### THE TASK:
In the records below, find each line with "JSON" and copy it.

[Interface dataset entries]
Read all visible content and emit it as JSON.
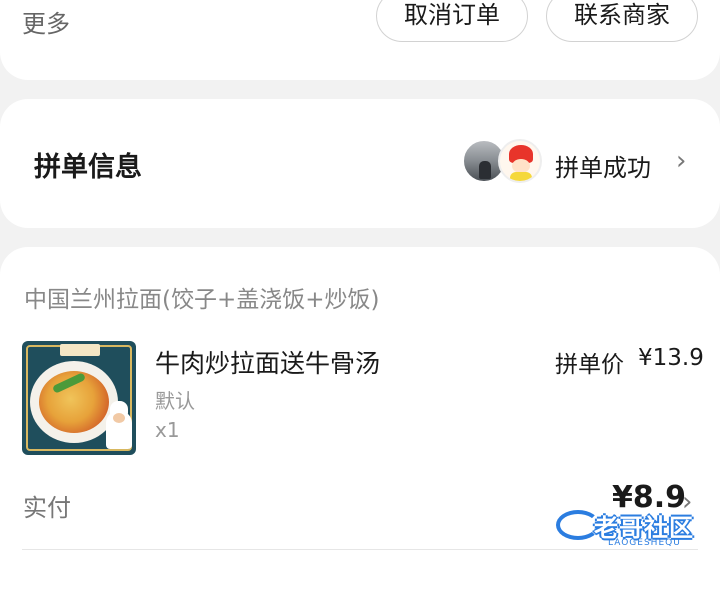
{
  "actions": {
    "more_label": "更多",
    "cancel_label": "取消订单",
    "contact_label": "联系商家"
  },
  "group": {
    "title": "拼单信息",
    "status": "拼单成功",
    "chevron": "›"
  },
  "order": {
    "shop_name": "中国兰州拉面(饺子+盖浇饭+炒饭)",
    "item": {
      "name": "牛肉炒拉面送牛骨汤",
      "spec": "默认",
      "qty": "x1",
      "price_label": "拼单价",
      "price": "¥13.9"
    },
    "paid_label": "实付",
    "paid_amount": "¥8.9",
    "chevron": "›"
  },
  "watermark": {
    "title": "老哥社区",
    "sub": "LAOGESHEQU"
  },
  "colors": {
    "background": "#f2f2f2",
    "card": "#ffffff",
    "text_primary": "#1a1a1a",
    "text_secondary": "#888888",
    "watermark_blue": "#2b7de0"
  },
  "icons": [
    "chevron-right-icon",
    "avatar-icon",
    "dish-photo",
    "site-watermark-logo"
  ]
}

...

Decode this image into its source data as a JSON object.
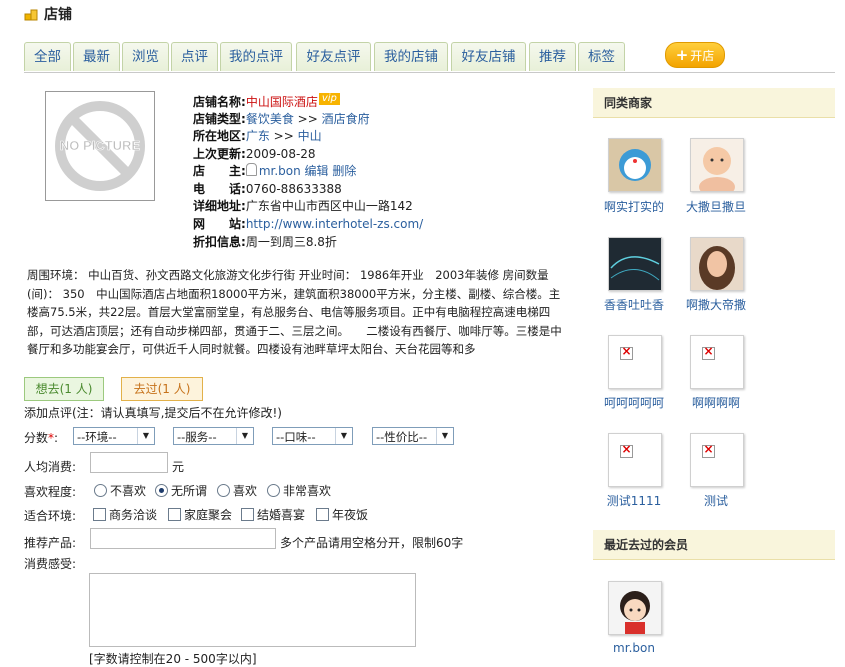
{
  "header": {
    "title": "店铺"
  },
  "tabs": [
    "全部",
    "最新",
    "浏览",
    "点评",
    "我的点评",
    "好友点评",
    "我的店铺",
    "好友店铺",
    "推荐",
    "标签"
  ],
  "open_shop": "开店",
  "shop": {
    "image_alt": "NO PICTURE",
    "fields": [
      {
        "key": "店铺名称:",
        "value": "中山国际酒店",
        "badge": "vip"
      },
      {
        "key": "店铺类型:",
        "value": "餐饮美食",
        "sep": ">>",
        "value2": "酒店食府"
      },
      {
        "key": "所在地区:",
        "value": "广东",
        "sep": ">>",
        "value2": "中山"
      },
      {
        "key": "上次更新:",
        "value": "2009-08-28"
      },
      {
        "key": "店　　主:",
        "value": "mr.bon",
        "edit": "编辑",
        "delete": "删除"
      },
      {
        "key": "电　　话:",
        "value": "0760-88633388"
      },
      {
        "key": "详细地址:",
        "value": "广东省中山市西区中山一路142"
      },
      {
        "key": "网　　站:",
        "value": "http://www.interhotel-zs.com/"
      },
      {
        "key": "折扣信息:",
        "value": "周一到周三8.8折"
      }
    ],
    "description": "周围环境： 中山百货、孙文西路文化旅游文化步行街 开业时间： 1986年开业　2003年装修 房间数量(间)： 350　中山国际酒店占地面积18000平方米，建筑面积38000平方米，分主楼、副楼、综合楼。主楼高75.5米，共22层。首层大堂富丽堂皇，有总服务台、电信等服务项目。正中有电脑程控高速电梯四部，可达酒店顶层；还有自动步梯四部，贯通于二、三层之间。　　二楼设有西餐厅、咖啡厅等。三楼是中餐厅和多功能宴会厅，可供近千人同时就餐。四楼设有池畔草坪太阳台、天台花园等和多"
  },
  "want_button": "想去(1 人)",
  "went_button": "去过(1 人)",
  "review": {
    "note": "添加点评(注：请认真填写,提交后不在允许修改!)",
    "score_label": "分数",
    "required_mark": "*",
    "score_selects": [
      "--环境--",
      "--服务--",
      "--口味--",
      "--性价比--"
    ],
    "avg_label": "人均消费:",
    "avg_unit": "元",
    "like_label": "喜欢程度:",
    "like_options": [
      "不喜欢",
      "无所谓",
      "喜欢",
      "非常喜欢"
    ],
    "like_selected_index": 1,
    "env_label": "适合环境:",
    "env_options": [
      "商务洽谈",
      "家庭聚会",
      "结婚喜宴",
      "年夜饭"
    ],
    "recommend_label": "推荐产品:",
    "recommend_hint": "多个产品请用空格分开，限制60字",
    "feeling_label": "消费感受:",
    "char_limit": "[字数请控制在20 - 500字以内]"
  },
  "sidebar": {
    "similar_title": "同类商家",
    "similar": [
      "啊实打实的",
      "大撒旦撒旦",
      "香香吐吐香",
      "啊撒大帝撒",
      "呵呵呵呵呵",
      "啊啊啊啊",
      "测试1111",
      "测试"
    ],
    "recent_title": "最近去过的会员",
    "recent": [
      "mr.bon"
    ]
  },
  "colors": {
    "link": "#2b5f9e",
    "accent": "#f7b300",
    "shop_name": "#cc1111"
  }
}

### ANSWER BELOW:
Read all visible content and emit it as JSON.
Decode this image into its source data as a JSON object.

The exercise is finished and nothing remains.